One issue Plaintiff raises warrants further discussion. Plaintiff alleges that the inactions of Defendants Fischer, LeClaire, Knapp-David, and Bezio clearly satisfy the "personal involvement" test because, "after learning of the violation through a report or appeal, [the defendants] . . . failed to remedy the wrong." Wright v. Smith, 21 F.3d 496, 501 (2d Cir. 1994) (citing Moffitt v. Town of Brookfield, 950 F.2d 880, 885 (2d Cir. 1991) and McKinnon v. Patterson, 568 F.2d 930, 934 (2d Cir. 1977), cert. denied, 434 U.S. 1087, 98 S.Ct. 1282 (1978)). Plaintiff supports this assertion with letters he had written to these Defendants, citing Exhibits C, F, G, L, R, and Q. Pl.'s Obj. pp. 3-5. However, even if Defendants had received these letters, it does not change the outcome because "sending a letter to a supervisory official does not amount to the level of personal involvement necessary to state a claim under § 1983." Kinch v. Artuz, No. 97-CV-2419, 1997 WL 576038, at *3 (S.D.N.Y. Sept. 15, 1997); see also Murray v. Coughlin, No. 91-CV-0476, 1995 WL 128968, at *6 (W.D.N.Y. Mar. 15, 1995) (holding that complaint letters sent by Plaintiff to a supervisory official within a prison do not amount to the supervisor's personal involvement) (citing Garrido v. Coughlin, 716 F. Supp. 98, 100 (S.D.N.Y. 1989)).
Furthermore, assuming arguendo that Plaintiff's letters could demonstrate Defendants' personal involvement with Plaintiff's medical treatment at Upstate, Plaintiff cannot show that there was a serious medical need sufficient to support a deliberate medical indifference claim.

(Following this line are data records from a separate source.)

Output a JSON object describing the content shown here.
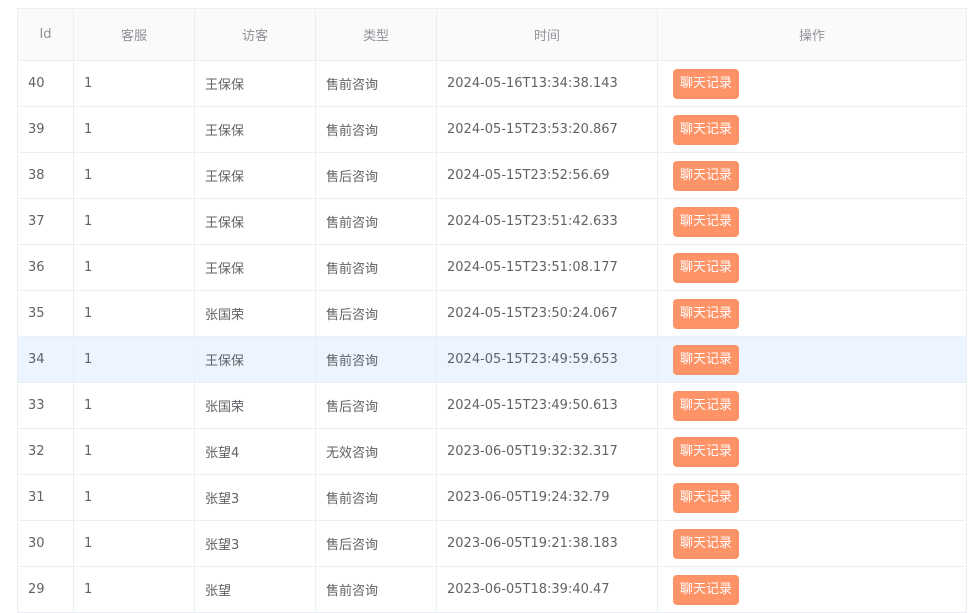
{
  "colors": {
    "accent_button": "#fd9367",
    "row_highlight": "#ecf5ff",
    "header_text": "#909399",
    "body_text": "#606266"
  },
  "table": {
    "headers": [
      "Id",
      "客服",
      "访客",
      "类型",
      "时间",
      "操作"
    ],
    "action_label": "聊天记录",
    "highlight_row_index": 6,
    "rows": [
      {
        "id": "40",
        "agent": "1",
        "visitor": "王保保",
        "type": "售前咨询",
        "time": "2024-05-16T13:34:38.143"
      },
      {
        "id": "39",
        "agent": "1",
        "visitor": "王保保",
        "type": "售前咨询",
        "time": "2024-05-15T23:53:20.867"
      },
      {
        "id": "38",
        "agent": "1",
        "visitor": "王保保",
        "type": "售后咨询",
        "time": "2024-05-15T23:52:56.69"
      },
      {
        "id": "37",
        "agent": "1",
        "visitor": "王保保",
        "type": "售前咨询",
        "time": "2024-05-15T23:51:42.633"
      },
      {
        "id": "36",
        "agent": "1",
        "visitor": "王保保",
        "type": "售前咨询",
        "time": "2024-05-15T23:51:08.177"
      },
      {
        "id": "35",
        "agent": "1",
        "visitor": "张国荣",
        "type": "售后咨询",
        "time": "2024-05-15T23:50:24.067"
      },
      {
        "id": "34",
        "agent": "1",
        "visitor": "王保保",
        "type": "售前咨询",
        "time": "2024-05-15T23:49:59.653"
      },
      {
        "id": "33",
        "agent": "1",
        "visitor": "张国荣",
        "type": "售后咨询",
        "time": "2024-05-15T23:49:50.613"
      },
      {
        "id": "32",
        "agent": "1",
        "visitor": "张望4",
        "type": "无效咨询",
        "time": "2023-06-05T19:32:32.317"
      },
      {
        "id": "31",
        "agent": "1",
        "visitor": "张望3",
        "type": "售前咨询",
        "time": "2023-06-05T19:24:32.79"
      },
      {
        "id": "30",
        "agent": "1",
        "visitor": "张望3",
        "type": "售后咨询",
        "time": "2023-06-05T19:21:38.183"
      },
      {
        "id": "29",
        "agent": "1",
        "visitor": "张望",
        "type": "售前咨询",
        "time": "2023-06-05T18:39:40.47"
      }
    ]
  }
}
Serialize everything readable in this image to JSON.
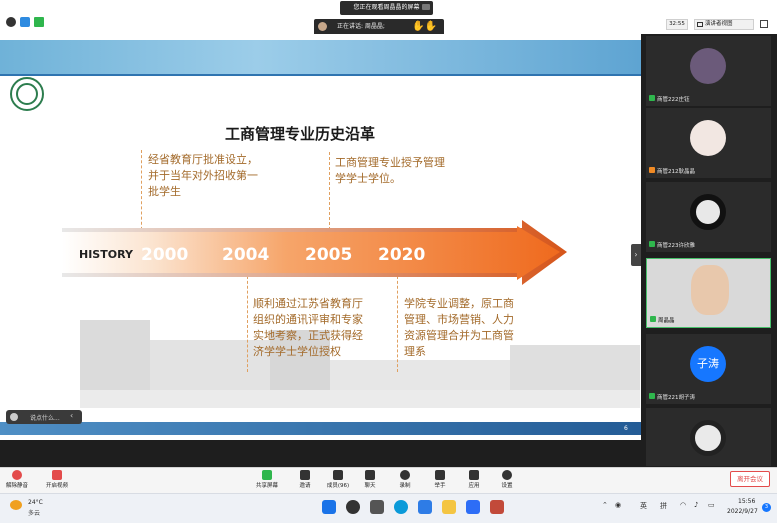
{
  "top_bar": {
    "share_banner": "您正在观看周晶晶的屏幕",
    "speaking": "正在讲话: 周晶晶;",
    "timer": "32:55",
    "view_button": "演讲者视图"
  },
  "slide": {
    "university": "南通大學",
    "title": "工商管理专业历史沿革",
    "history_label": "HISTORY",
    "years": [
      "2000",
      "2004",
      "2005",
      "2020"
    ],
    "notes": {
      "y2000": "经省教育厅批准设立，并于当年对外招收第一批学生",
      "y2005": "工商管理专业授予管理学学士学位。",
      "y2004": "顺利通过江苏省教育厅组织的通讯评审和专家实地考察，正式获得经济学学士学位授权",
      "y2020": "学院专业调整，原工商管理、市场营销、人力资源管理合并为工商管理系"
    },
    "page_number": "6"
  },
  "chat": {
    "placeholder": "说点什么..."
  },
  "participants": [
    {
      "name": "商管222庄钰"
    },
    {
      "name": "商管212耿晶晶"
    },
    {
      "name": "商管223许欣雅"
    },
    {
      "name": "周晶晶"
    },
    {
      "name": "商管221胡子涛",
      "avatar_text": "子涛"
    },
    {
      "name": ""
    }
  ],
  "toolbar": {
    "left": [
      {
        "label": "解除静音",
        "icon": "mic-off-icon"
      },
      {
        "label": "开启视频",
        "icon": "video-off-icon"
      }
    ],
    "center": [
      {
        "label": "共享屏幕",
        "icon": "share-screen-icon"
      },
      {
        "label": "邀请",
        "icon": "invite-icon"
      },
      {
        "label": "成员(96)",
        "icon": "members-icon"
      },
      {
        "label": "聊天",
        "icon": "chat-icon"
      },
      {
        "label": "录制",
        "icon": "record-icon"
      },
      {
        "label": "举手",
        "icon": "raise-hand-icon"
      },
      {
        "label": "应用",
        "icon": "apps-icon"
      },
      {
        "label": "设置",
        "icon": "settings-icon"
      }
    ],
    "end_meeting": "离开会议"
  },
  "taskbar": {
    "weather_temp": "24°C",
    "weather_desc": "多云",
    "tray_lang": "英",
    "tray_ime": "拼",
    "time": "15:56",
    "date": "2022/9/27",
    "notifications": "3"
  },
  "colors": {
    "accent_orange": "#f0772a",
    "note_text": "#a36a2a",
    "speaking_ring": "#47c06a",
    "end_button": "#e34b4b"
  }
}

The Court agrees with Judge Peebles that:
[f]rom the record in this case no reasonable factfinder could conclude that any of the conditions giving rise to the prescription medications of which plaintiff was deprived over an exceedingly brief period while at Upstate qualifies as serious for constitutional purposes. The medications involved were directed toward such modest conditions as lactose intolerance, nasal congestion, ankle pain, a gastrointestinal condition, and dry or irritated skin. The record is devoid of any indication ...